Salvant said that for now, he was ordering Couch to serve 180 consecutive days in jail for each of his four counts of intoxication manslaughter, the newspaper reported. The judge may revise the sentence in a few weeks after reviewing prosecutors’ and defense attorneys’ recommendations, he said.
The charges stem from a 2013 drunk-driving crash that left four dead. At the time, Couch was a juvenile and was sentenced to probation.
Couch turned 19 this week; this is his first time appearing in adult court.
A psychologist who testified in Couch’s defense argued during his trial that the teen was a victim of “affluenza” — his wealthy upbringing made him unaware and ignorant of the consequences of such actions.
Couch became the subject of an international manhunt last year when he left the country, in violation of his probation. Both he and his mother were found in Mexico.
His mother, Tonya Couch, has been charged with hindering apprehension of a felon.
In June 2013, Couch, then 16, crashed his pickup truck at more than 65 mph into a group of people who had stopped to help a stranded motorist.
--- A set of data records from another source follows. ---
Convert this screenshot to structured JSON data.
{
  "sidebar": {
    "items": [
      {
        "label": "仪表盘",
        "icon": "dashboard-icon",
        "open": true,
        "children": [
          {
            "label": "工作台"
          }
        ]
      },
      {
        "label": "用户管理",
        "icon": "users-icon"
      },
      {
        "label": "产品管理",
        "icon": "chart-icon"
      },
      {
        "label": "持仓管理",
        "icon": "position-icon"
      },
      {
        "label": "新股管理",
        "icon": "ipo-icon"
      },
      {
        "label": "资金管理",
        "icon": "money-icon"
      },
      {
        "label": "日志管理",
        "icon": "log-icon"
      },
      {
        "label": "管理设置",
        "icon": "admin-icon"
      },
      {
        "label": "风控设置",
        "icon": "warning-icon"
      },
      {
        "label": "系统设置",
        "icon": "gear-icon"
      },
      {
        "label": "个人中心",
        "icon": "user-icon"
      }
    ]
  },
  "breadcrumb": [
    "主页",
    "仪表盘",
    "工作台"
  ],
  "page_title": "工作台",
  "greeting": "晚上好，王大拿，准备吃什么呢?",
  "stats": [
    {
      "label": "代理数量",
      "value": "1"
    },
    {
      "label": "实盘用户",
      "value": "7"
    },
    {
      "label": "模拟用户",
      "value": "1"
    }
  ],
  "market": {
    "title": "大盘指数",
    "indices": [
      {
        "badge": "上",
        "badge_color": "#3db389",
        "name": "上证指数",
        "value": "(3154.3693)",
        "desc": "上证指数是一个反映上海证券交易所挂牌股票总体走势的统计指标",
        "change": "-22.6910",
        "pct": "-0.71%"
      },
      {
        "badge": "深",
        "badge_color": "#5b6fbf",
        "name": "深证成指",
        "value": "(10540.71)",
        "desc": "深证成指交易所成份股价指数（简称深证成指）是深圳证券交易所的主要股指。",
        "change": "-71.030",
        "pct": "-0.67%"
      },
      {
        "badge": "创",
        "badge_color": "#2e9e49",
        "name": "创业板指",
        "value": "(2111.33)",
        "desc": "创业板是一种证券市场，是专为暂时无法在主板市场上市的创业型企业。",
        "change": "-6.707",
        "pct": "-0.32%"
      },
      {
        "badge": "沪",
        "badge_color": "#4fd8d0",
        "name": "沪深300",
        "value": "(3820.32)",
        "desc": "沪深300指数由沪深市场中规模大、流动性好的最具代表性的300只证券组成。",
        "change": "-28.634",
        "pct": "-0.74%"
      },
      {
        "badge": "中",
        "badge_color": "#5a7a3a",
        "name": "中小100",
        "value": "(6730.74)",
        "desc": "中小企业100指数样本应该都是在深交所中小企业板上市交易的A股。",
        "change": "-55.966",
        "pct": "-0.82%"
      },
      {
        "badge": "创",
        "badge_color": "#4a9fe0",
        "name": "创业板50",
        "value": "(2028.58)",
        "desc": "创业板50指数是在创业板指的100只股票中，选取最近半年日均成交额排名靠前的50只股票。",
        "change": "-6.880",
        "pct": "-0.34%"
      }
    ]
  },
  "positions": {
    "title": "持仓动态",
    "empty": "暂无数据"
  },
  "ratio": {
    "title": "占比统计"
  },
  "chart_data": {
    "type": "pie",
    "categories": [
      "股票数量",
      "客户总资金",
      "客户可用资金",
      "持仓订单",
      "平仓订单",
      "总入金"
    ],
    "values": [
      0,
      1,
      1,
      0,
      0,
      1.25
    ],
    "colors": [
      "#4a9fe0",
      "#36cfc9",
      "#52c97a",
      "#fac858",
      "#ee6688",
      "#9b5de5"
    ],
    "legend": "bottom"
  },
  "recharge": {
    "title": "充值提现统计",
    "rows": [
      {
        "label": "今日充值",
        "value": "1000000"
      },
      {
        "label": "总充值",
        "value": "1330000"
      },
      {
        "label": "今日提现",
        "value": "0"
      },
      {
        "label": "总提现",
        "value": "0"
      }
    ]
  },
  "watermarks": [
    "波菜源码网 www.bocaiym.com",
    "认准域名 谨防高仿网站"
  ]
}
The motorist was killed, as was a youth minister who had stopped to help and a mother and daughter who had emerged from their nearby home, according to the Associated Press.
Two teens who were in Couch’s truck were seriously injured.
Authorities said his blood-alcohol level was three times the legal limit and that he had traces of Valium in his system. Couch pleaded guilty to manslaughter and assault while intoxicated.
He was initially tried in juvenile court, where he was sentenced to 10 years of drug-and-alcohol-free probation — triggering widespread outrage.
His family is reported to be worth millions, thanks in part to a booming sheet metal business. It’s their success — and the way they have handled it — that Couch’s attorneys said contributed to his reckless behavior.
At trial, his psychologist argued that Couch suffered from “affluenza.”
“Instead of the golden rule, which was ‘do unto others as you would have them do unto you,’ [Couch] was taught we have the gold, we make the rules at the Couch household,” G. Dick Miller testified in court, according to ABC News.
For instance, Miller said, at age 13 Couch was allowed to drive himself to school. When a teacher objected, Miller said, the boy’s father replied, “‘I’ll buy the school,’ or something along that line,” according to the network. His parents ultimately opted to pull him out and home-school him.
“He was never safe, and to me, a child needs to be safe from day one,” Miller said, according to ABC News.
Miller said Couch’s parents “had an adversarial relationship” and that every time they had a fight, they took him to Toys “R” Us and tried to buy his happiness.
Authorities said Couch’s parents have divorced.
According to the Associated Press, Fred Couch attended Wednesday’s hearing but did not respond to questions as he left the courthouse.